COMMENT. PRES, also referred to as hypertensive encephalopathy or reversible posterior leukoencephalopathy syndrome, is a clinical syndrome that results from disruption of the blood-brain barrier and vasogenic edema, demonstrated on MRI with hyperintense signals in the posterior cerebral white matter.
PRES in an infant 35 days old is reported from the Mayo Clinic. The syndrome is rare in children less than 1 year. The infant had a history of obstructive sleep apnea, laryngomalacia, and choanal atresia. While undergoing bronchoscopy, she developed apneic episodes with stiffening of extremities. EEG revealed occipital lobe onset seizures, and MRI showed hyperintense T2 signal in both posterior temporal and parieto-occipital lobes. A labile blood pressure was normalized and seizures abated with fosphenytoin and levetiracetam. At 3 month of age, resolution of MRI abnormality confirmed the diagnosis of PRES. 
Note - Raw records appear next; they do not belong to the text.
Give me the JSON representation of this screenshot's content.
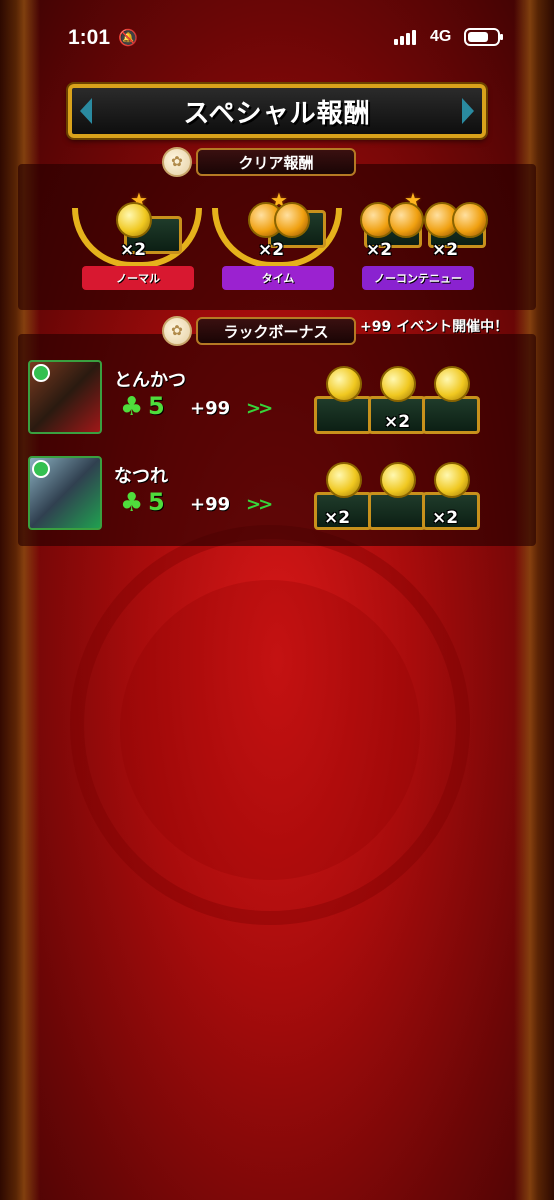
{
  "status": {
    "time": "1:01",
    "network": "4G"
  },
  "title": "スペシャル報酬",
  "clear_reward": {
    "label": "クリア報酬",
    "items": [
      {
        "name": "ノーマル",
        "multiplier": "×2",
        "color": "#d81830"
      },
      {
        "name": "タイム",
        "multiplier": "×2",
        "color": "#9b22d0"
      },
      {
        "name": "ノーコンテニュー",
        "multiplier_left": "×2",
        "multiplier_right": "×2",
        "color": "#8a22d0"
      }
    ]
  },
  "luck_bonus": {
    "label": "ラックボーナス",
    "event_text": "+99 イベント開催中！",
    "rows": [
      {
        "name": "とんかつ",
        "luck": "5",
        "bonus": "+99",
        "rewards": [
          "",
          "×2",
          ""
        ]
      },
      {
        "name": "なつれ",
        "luck": "5",
        "bonus": "+99",
        "rewards": [
          "×2",
          "",
          "×2"
        ]
      }
    ]
  },
  "colors": {
    "gold": "#d9a21b",
    "luck_green": "#4fdd3c",
    "background_red": "#a80c0c"
  }
}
PRES and risk of epilepsy. The incidence of subsequent epilepsy was 2.25 fold higher in patients with hypertensive encephalopathy (HE) than in controls, in a nationwide population-based study in Taiwan. The incidence of epilepsy was higher in men, younger patients with HE, and in those with brain disorders.